▶ [Work instructions]
From the entries below, copy each line in which the word "badge" occurs.
(Information supplied begins)
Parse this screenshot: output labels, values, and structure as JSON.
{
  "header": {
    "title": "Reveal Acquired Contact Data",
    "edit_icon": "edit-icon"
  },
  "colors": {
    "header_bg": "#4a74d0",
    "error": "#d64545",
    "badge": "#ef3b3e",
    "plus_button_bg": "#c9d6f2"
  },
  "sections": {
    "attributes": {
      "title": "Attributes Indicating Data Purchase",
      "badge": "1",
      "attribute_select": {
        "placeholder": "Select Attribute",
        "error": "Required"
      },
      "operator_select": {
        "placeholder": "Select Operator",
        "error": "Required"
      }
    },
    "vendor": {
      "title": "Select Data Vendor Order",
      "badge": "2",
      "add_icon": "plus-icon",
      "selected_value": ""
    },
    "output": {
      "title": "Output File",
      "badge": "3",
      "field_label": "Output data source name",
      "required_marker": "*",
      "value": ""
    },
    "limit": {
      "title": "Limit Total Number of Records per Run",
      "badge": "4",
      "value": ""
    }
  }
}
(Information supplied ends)
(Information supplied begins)
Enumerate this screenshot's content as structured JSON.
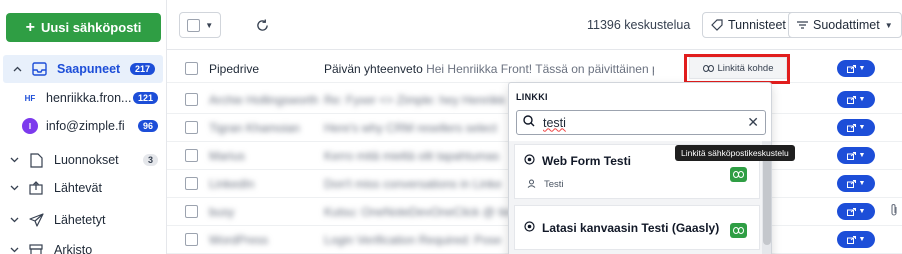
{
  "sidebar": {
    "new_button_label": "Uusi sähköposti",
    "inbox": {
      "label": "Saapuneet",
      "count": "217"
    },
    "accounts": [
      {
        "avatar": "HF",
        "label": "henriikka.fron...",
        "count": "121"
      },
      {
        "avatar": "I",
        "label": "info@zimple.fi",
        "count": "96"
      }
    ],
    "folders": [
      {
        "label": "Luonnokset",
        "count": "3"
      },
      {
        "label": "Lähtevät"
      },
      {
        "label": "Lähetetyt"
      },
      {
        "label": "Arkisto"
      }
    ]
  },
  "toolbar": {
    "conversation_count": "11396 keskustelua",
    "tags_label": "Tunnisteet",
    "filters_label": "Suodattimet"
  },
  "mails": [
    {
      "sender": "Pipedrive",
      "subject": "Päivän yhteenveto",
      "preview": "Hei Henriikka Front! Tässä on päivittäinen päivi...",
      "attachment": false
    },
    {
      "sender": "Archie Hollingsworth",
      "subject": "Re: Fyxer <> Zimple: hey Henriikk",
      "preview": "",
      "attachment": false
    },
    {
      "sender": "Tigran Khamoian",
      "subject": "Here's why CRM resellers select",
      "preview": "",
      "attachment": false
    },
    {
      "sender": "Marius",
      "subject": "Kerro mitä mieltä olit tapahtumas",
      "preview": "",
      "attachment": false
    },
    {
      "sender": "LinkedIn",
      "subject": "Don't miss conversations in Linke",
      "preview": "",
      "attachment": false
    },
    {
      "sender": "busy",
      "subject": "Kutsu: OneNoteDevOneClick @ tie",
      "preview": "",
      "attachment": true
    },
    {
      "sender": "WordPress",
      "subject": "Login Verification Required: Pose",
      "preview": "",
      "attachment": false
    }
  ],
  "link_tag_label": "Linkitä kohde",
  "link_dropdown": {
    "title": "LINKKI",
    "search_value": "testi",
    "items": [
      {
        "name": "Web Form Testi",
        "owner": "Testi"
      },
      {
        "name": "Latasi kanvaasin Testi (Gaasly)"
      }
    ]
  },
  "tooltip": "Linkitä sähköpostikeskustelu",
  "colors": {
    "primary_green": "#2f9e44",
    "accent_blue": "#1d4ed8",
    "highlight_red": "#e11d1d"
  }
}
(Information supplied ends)
▶ [Written solution]
    "badge": "#ef3b3e",
      "badge": "1",
      "badge": "2",
      "badge": "3",
      "badge": "4",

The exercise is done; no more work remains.